The efficacies of triple therapies that include lansoprazole or rabeprazole are not affected by CYP2C19 genetic polymorphisms.
Helicobacter pylori; CYP2C19; Proton pump inhibitor; Lansoprazole; Rabeprazole
The incidence of Barrett's cancer is increasing in Western countries, but there have been only a few case reports of this condition in Korea. The aim of this study was to elucidate the endoscopic and pathologic characteristics of Barrett's cancer in a single center in Korea.
We retrospectively reviewed the demographic, endoscopic, and pathologic characteristics of six patients with Barrett's cancer, defined as a tumor centered above the esophagogastric junction and surrounded by Barrett's esophagus.
All six patients were male, and three (50%) were symptomatic.
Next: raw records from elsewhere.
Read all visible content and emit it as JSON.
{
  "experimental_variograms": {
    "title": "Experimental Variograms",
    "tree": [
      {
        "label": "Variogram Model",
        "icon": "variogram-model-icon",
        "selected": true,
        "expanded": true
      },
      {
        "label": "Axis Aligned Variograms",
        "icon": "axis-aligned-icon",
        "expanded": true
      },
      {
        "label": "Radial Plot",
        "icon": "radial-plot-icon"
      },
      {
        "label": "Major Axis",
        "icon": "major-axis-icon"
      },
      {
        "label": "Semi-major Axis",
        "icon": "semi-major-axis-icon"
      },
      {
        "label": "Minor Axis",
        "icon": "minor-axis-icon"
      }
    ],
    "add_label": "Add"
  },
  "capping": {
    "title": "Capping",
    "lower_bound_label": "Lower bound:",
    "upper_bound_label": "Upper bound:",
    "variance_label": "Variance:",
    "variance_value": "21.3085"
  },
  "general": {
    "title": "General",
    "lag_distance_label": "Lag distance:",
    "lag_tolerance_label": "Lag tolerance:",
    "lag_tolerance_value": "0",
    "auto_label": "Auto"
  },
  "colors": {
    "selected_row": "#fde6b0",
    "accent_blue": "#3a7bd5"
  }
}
Barrett's cancer had developed from short-segment Barrett's esophagus in all patients. All tumors were located on the right side of the lower esophagus and showed hyperemic mucosal changes. Three patients were treated surgically and three by endoscopic resection. All cases had pathologic evidence of Barrett's cancer.
Early detection of Barrett's cancer requires meticulous endoscopic observations of subtle mucosal color and morphological changes around the esophagogastric junction.
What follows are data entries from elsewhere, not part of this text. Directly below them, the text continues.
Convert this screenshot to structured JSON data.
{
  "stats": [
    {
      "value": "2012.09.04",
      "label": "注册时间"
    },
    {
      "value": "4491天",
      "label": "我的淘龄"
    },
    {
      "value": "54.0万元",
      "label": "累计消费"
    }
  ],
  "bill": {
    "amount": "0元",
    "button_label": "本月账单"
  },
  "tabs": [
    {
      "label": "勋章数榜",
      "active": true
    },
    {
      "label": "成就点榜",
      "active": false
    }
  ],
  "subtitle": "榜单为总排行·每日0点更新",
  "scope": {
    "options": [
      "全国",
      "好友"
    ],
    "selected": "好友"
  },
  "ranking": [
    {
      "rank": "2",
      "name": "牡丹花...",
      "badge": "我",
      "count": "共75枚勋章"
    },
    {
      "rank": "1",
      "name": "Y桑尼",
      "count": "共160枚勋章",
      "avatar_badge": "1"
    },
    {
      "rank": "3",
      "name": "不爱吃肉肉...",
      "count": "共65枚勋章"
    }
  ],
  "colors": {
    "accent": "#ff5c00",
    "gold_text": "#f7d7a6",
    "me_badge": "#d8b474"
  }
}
Barrett esophagus; Esophageal neoplasms
We report a case of malignant fibrous histiocytoma (MFH) of the right buttock with multiple metastases to the lung, bone, and small intestine. He received resection and end-to-end anastomosis of the jejunum for the jejunal metastatic tumor, and mass excision of the metastatic tumor of the left femur followed by closed reduction and internal fixation and palliative radiotherapy. In addition, he received palliative radiotherapy to the metastatic pulmonary tumor with suspicious invasion into the thoracic aorta. However, one month after the completion of the aggressive local treatments, metastatic tumors recurred in the abdominal cavity, an extremely unusual site, resulting in peritoneal dissemination. He died of progressive disease 5 months after the initial diagnosis.
Malignant fibrous histiocytoma; Buttock; Peritoneal cavity; Neoplasm seeding
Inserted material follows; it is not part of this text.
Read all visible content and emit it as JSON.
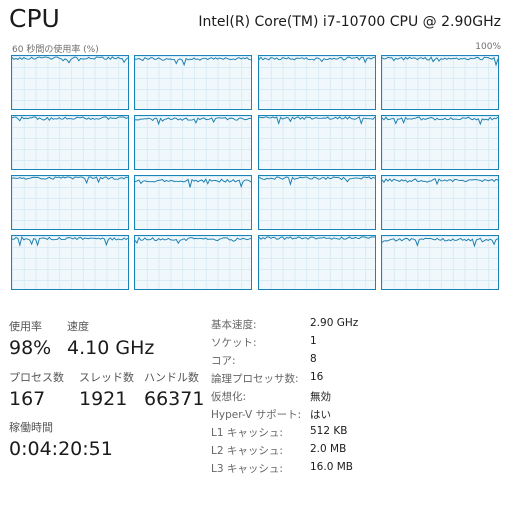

Small bowel perforation due to hematogenous metastatic tumor emboli is a rare event, especially in a patient with rectal cancer. We report a 75-year-old man with relapsed rectal cancer who developed an acute abdomen, which was found to be due to a perforated terminal ileum. Emergency surgery involved segmental resection and ileostomy. The pathology of the resected small bowel showed multifocal and extensive metastatic tumor emboli in the entire wall, leading to transmural infarction followed by perforation, without a discrete tumor mass. The pathology with immunohistochemistry showed a rectal tumor that was positive for CK-20 but negative for CK-7 and TTF-1. This extremely rare complication of rectal cancer resulted from ischemia and infarct caused by disseminated metastatic tumor emboli without direct invasion or mass formation.
Small intestine; Infarction; Intestinal perforation; Rectal cancer; Tumor embolism
We report on an exceptional vascular cause of gastrointestinal hemorrhage. A 30-yr-old man was admitted because of recurrent hematochezia. Colonoscopy showed circumferential, erythematous, and nodular vascular distensions with hematocystic spots in the terminal ileum resembling varicosis and subsequent computed tomography with 3-dimensional angiographic reconstruction revealed a vascular architecture around the terminal ileum. No other potential source of bleeding was identified. The patient was treated by ileocecectomy and the final diagnosis was of an arteriovenous malformation confined to the terminal ileum. He has been followed-up without a further hemorrhagic episode.
Congenital; Arteriovenous Malformation; Ileum; Varix; Bleeding